ASSIGNMENT: Return the data below in full, matching every line exactly.

DATA SHOWN:
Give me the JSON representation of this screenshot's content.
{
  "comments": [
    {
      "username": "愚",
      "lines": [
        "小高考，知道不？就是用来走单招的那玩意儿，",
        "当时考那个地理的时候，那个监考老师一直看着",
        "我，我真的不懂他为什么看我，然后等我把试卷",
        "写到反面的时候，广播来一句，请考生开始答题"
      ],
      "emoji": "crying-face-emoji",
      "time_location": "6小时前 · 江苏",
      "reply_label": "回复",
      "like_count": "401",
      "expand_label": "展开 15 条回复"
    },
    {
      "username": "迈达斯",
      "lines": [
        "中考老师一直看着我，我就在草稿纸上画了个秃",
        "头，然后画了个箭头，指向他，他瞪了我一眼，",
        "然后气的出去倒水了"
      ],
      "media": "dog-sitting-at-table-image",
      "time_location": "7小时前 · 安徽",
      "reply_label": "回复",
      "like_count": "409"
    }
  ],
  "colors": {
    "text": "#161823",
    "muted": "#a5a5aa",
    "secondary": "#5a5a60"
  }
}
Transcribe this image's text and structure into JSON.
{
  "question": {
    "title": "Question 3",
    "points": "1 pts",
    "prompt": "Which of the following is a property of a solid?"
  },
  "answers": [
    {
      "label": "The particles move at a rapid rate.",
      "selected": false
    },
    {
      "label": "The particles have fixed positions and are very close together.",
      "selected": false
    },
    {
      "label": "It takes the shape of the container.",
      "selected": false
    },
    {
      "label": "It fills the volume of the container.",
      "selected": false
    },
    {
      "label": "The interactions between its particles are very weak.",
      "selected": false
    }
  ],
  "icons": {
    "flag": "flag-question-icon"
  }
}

RESPONSE AREA:
Give me the JSON representation of this screenshot's content.
{
  "comments": [
    {
      "username": "愚",
      "lines": [
        "小高考，知道不？就是用来走单招的那玩意儿，",
        "当时考那个地理的时候，那个监考老师一直看着",
        "我，我真的不懂他为什么看我，然后等我把试卷",
        "写到反面的时候，广播来一句，请考生开始答题"
      ],
      "emoji": "crying-face-emoji",
      "time_location": "6小时前 · 江苏",
      "reply_label": "回复",
      "like_count": "401",
      "expand_label": "展开 15 条回复"
    },
    {
      "username": "迈达斯",
      "lines": [
        "中考老师一直看着我，我就在草稿纸上画了个秃",
        "头，然后画了个箭头，指向他，他瞪了我一眼，",
        "然后气的出去倒水了"
      ],
      "media": "dog-sitting-at-table-image",
      "time_location": "7小时前 · 安徽",
      "reply_label": "回复",
      "like_count": "409"
    }
  ],
  "colors": {
    "text": "#161823",
    "muted": "#a5a5aa",
    "secondary": "#5a5a60"
  }
}
Transcribe this image's text and structure into JSON.
{
  "question": {
    "title": "Question 3",
    "points": "1 pts",
    "prompt": "Which of the following is a property of a solid?"
  },
  "answers": [
    {
      "label": "The particles move at a rapid rate.",
      "selected": false
    },
    {
      "label": "The particles have fixed positions and are very close together.",
      "selected": false
    },
    {
      "label": "It takes the shape of the container.",
      "selected": false
    },
    {
      "label": "It fills the volume of the container.",
      "selected": false
    },
    {
      "label": "The interactions between its particles are very weak.",
      "selected": false
    }
  ],
  "icons": {
    "flag": "flag-question-icon"
  }
}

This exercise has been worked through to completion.